The link between individual and organizational learning
Authors: D. Kim
Publication Year: 1998
Journal: MIT Sloan Management Review
Categories: Information Management
The topic of organizational learning has gained a lot of attention, but there is little agreement on what organizational learning means and even less on how to create a learning organization. The crucial issue is how individual learning is transferred to the organization. The author develops a model that links individual and organizational learning through mental models, the thought constructs that affect how people and organizations operate in the world. His model can guide the search for new tools to help organizations learn.
The author gathers a set of Individual and Organizational Learning models to create a unified, more general, model for the transference of learning: The OADI-SMM Model. It stands for observe, assess, design, implement-shared mental models. This model addresses the issue of the transfer of learning through the exchange of individual and shared mental models.
- Lewinian Experiential Learning Cycle: Experiential learning is where experience plays a central role in the learning process. This is a four-stage cycle for learning which relies on here-and-now concrete experience to validate concepts, where immediate personal experience is the focal point for the learning process;
- Observe-Assess-Design-Implement (OADI) Cycle of Individual Learning: In the OADI cycle, people experience concrete events and actively observe what is happening, assessing (consciously or subconsciously) their experience by reflecting on their observations and then design or construct an abstract concept that seems to be an appropriate response to the assessment. They test the design by implementing it in the concrete world, which leads to a new concrete experience, commencing another cycle;
- Simple Model of Individual Learning. OADI-Individual Mental Models Cycle: OADI learning cycle with the addition of mental models. The author of this model describes mental models as deeply held internal images of how the world works, which have a powerful influence on what we do because they also affect what we see. Mental models represent a person's view of the world, including explicit and implicit understandings. Mental models provide the context in which to view and interpret new material, and determine how stored information is relevant to a given situation;
- Model of Organizational Learning: In this model individual actions are based on certain individual beliefs. These actions, in turn, lead to organizational action, which produces some environmental response. The cycle is completed when the environmental response affects individual beliefs;

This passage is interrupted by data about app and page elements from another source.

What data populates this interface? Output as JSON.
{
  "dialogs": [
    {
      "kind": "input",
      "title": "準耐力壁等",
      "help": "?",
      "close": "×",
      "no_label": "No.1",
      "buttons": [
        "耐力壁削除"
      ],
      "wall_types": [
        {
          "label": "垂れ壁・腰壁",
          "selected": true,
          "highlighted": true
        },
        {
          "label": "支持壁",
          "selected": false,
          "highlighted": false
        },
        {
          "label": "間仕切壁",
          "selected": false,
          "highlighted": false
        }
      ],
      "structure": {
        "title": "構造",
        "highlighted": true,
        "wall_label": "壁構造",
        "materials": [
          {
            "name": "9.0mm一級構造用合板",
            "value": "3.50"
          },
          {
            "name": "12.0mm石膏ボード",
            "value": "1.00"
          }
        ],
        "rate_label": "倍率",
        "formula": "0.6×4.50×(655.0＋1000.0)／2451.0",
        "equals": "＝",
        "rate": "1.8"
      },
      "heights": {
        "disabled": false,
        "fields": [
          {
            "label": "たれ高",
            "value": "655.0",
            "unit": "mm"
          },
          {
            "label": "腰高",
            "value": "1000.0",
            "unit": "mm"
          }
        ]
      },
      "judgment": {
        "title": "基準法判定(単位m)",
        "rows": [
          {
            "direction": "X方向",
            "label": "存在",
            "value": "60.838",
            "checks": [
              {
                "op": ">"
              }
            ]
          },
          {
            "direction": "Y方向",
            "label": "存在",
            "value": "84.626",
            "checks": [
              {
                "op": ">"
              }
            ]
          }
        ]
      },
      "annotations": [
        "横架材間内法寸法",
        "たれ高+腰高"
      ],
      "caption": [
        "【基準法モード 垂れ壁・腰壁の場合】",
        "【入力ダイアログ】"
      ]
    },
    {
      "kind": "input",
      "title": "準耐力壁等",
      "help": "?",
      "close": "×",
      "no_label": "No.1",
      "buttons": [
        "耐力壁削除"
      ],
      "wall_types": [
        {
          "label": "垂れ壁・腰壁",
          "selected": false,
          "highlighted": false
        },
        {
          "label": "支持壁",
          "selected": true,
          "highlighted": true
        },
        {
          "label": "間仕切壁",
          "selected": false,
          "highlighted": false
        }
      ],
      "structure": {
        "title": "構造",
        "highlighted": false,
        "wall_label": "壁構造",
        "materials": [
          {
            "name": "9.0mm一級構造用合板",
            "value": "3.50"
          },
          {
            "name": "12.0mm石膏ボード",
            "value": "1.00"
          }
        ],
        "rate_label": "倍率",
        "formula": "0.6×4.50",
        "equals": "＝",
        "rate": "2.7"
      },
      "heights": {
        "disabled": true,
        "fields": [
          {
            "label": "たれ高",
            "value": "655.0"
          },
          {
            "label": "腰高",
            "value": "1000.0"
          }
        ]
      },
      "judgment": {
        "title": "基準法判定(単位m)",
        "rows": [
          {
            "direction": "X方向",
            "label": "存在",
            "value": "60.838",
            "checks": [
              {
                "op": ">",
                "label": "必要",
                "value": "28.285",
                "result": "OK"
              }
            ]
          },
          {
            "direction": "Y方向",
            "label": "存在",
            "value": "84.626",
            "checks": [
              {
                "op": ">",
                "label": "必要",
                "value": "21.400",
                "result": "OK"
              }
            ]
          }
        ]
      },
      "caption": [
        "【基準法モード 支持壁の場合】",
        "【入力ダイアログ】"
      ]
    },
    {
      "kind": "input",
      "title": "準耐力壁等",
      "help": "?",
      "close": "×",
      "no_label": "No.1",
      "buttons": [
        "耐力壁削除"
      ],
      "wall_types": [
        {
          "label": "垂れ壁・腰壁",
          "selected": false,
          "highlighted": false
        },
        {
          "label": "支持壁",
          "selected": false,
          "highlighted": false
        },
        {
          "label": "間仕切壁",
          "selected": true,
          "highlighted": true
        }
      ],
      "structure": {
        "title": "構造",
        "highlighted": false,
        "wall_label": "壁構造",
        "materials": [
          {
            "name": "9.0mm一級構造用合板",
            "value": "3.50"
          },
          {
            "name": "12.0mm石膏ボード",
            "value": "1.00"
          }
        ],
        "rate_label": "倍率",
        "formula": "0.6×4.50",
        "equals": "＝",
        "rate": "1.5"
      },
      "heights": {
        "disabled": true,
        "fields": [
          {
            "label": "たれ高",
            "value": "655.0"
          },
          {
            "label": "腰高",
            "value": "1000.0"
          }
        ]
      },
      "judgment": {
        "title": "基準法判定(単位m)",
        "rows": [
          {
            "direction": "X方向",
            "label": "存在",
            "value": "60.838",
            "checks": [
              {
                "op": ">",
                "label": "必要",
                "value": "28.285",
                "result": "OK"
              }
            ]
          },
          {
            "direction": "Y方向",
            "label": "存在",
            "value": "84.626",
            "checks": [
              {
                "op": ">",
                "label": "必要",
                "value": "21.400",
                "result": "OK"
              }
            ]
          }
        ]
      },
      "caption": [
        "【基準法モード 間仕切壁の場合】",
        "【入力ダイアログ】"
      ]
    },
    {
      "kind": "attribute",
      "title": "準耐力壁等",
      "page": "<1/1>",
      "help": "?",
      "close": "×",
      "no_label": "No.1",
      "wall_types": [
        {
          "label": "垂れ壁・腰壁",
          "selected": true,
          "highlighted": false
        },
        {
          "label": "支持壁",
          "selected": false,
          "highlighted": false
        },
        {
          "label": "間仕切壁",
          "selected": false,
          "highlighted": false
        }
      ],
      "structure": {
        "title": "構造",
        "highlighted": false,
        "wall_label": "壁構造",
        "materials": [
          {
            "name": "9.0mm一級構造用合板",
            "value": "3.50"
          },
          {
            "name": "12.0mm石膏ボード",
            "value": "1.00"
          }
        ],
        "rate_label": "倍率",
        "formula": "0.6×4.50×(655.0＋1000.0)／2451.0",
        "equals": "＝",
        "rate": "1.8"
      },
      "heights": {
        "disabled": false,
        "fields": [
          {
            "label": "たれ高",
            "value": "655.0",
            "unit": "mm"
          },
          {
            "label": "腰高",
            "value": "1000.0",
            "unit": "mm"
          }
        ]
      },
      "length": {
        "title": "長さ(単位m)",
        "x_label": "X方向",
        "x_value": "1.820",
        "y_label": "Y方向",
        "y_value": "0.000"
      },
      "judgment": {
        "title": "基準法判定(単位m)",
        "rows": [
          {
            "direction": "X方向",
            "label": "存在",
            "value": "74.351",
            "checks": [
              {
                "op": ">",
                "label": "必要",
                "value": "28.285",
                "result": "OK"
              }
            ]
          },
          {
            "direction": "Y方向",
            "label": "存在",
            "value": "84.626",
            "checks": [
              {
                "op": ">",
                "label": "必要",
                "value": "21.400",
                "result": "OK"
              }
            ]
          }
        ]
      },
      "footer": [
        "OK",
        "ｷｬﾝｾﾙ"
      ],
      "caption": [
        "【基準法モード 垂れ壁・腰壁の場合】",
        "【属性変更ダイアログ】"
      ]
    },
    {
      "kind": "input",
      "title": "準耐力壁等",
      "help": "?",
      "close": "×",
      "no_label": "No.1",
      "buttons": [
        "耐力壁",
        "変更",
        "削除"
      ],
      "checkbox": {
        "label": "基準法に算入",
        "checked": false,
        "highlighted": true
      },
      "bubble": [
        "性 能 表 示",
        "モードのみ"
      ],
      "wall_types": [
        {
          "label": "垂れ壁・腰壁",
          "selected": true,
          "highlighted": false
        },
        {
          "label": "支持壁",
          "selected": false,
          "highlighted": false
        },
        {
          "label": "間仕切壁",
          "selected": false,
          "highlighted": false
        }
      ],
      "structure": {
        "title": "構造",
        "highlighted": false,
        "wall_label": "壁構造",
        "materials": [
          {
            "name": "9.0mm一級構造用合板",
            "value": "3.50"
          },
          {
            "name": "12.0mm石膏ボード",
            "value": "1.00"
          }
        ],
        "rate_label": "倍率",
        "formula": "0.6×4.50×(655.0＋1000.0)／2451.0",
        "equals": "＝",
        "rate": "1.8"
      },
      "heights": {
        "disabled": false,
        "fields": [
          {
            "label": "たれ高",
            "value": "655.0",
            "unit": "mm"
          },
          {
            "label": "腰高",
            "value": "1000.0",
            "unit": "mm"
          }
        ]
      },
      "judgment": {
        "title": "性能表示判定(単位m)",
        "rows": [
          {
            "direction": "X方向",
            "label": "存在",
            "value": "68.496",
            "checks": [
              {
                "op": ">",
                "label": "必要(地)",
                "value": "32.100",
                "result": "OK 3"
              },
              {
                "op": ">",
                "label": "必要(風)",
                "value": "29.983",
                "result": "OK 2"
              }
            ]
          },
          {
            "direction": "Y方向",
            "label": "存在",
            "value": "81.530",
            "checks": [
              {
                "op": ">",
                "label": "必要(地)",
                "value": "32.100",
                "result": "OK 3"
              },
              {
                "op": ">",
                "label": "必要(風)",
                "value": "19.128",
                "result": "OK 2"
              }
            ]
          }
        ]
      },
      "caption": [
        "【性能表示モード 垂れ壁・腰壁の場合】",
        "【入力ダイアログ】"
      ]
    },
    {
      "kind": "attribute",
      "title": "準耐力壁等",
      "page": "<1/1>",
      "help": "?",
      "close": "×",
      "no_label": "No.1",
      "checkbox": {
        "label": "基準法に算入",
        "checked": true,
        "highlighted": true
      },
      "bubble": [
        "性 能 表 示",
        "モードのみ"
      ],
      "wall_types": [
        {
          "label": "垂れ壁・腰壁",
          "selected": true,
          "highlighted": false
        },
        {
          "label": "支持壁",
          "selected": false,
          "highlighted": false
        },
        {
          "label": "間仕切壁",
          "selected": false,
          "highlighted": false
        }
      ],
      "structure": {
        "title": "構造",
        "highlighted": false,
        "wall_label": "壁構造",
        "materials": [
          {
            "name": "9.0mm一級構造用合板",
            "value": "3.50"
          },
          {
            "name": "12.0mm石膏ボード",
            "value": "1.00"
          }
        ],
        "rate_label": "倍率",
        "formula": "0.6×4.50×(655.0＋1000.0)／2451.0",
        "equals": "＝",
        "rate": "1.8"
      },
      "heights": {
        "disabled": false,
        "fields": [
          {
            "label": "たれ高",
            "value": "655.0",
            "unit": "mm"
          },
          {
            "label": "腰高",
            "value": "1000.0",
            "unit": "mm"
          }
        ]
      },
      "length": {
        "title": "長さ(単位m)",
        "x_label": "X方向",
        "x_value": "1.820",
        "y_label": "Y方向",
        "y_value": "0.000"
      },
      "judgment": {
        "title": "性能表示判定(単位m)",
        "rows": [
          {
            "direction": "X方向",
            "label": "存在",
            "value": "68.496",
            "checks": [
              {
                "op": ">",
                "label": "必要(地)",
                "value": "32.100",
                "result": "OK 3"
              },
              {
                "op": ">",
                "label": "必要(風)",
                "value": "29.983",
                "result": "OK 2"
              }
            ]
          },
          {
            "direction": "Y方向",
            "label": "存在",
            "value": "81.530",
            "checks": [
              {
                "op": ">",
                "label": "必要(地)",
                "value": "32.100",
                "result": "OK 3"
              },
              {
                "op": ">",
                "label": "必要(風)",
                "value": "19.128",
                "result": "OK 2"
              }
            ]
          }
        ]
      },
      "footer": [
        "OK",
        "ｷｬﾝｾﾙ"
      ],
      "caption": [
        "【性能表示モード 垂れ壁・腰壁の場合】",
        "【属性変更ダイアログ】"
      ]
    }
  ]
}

- Relationships among Organizational Scanning, Interpretation, and Learning under Ambiguity: This model represents the overall learning process of an organization: scanning, interpretation, and learning. Scanning involves monitoring and obtaining data about the environment. Interpretation is the process of translating events and developing concepts consistent with prior understanding of the environment. Learning is knowledge about the interrelationships between the organization's actions a n d the environment as well as the actions that are taken on the basis of such knowledge;
- Types of Organizational Interpretation Systems: Typology of four different interpretation types - undirected viewing, conditioned viewing, discovering, and enacting. The horizontal axis, organizational intrusiveness, is a measure of an organization's willingness to look outside its own boundaries. The two axes represent an organization's assumptions about the world and its role in it, the combination of which captures an organization's worldview. An organization's worldview determines how it interprets environmental responses, whether it will act on them, and what specific means it will employ if it chooses to act.